In order to address the three learning phases of the training package for classroom, learning is split into three sessions:
Session 1. Introduction to multiprofessional work
Session 2. From MOMU competencies to cooperation
Session 3. Getting ready for multiprofessional work with students
The aim of these sessions is to promote competencies in multiprofessional practice in arts and social work, as defined in the MOMU competency framework (see above).
The three sessions include practical and experiential learning. These tasks can be experienced and discussed during the sessions with educators, in order to develop competency in arts-related multiprofessional working.
In this training package, learners will be introduced to the ACCeSS model (see Section 2) in Session 2, which allows the participants to understand the process that teams can go through when undertaking MPW.
Working through this model may enable participants to:
- understand the benefits of using this structured approach,
- gain an understanding of the rich diversity of arts approaches,
- gain an understanding of what an individual team member’s role in this process might be,
- gain an understanding in the complexity of goal setting and how to facilitate communities in setting their own goals,
- define roles and be able to express role limitations and skills gaps,
- build trust and commitment, through encouraging openness, flexibility and reflexiveness, and

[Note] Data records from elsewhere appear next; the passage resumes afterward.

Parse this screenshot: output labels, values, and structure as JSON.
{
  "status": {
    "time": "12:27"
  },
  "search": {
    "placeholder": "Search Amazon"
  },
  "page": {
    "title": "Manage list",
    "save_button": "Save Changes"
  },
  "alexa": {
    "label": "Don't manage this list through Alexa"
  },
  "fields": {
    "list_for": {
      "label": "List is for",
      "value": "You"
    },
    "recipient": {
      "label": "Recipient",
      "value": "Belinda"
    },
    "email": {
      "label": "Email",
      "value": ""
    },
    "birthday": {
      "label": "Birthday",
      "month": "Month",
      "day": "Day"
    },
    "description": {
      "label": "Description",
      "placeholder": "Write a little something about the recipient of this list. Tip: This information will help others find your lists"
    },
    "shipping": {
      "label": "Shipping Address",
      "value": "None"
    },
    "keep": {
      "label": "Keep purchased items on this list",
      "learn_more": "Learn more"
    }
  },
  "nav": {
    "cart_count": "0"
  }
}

draft a work plan.
The training packages we have developed pursue the following aims:
- to increase the understanding of competencies in multiprofessional practice in arts and social work, as defined in the MOMU competency model,
- to raise awareness of the implications of these competencies on MPW practice and
- to enable young professionals to gain knowledge and skills needed to apply MPW in their professional practice.
On the full completion of the three sessions, participants will be able to reach the following learning outcomes:
- identify and describe the multiprofessional competencies needed for MPW work,
- recognise and give examples of MPW relevant skills and knowledges they have gained,
- confidently apply these competencies in a MPW project,
- evaluate and assess the effectiveness of the application of MPW practices in their projects and
- develop strategies to embed MPW practice into their own professional work.
The training package was developed with input from all four countries involved in MOMU. Depending on institutional or contextual settings, the training had to be adapted to different environments. Examples on how these were adapted in each country can be found in the Appendices. It is important to highlight that after experiencing the MOMU teacher training package, the model can be adapted for students as there is a students’ training package which contains many of the exercises introduced in the teachers’ programme adapted to their reality.
If you are interested, find out more about different section below:
Section 3. Training Resources
- Training Resource no 1. Occupational Map
- Training Resource no 2. Perspective Taking
- Training Resource no 3. Success Formula
- Training Resource no 4. The CAST Model
- Training Resource no 5. MOMU ACCeSS Model
- Training Resource no 6. The HEART Model
- Training Resource no 7. 21st Century Requirements:
Competencies in Multiprofessional Work (Arts Students)
- Training Resource no 8. 21st Century Requirements:
Competencies in Multiprofessional Work (Social Work Students)
Additional learning materials
This section includes further resources which have not been directly described in the training packages but were generated by the MOMU project and may be useful, depending on particular settings.
- Liberarte Activity
- MOMU Blog
- Consultation with Communities
- Big Picture Thinking: Aims, Goals, Strategies and Themes
- Stakeholder Analysis and Management
- Ethics – Social Guidelines, Code, Morals, Principles and Values
- Evaluating Impact of Arts in Social Care
- Creative Evaluation + Example of a Creative Evaluation Approach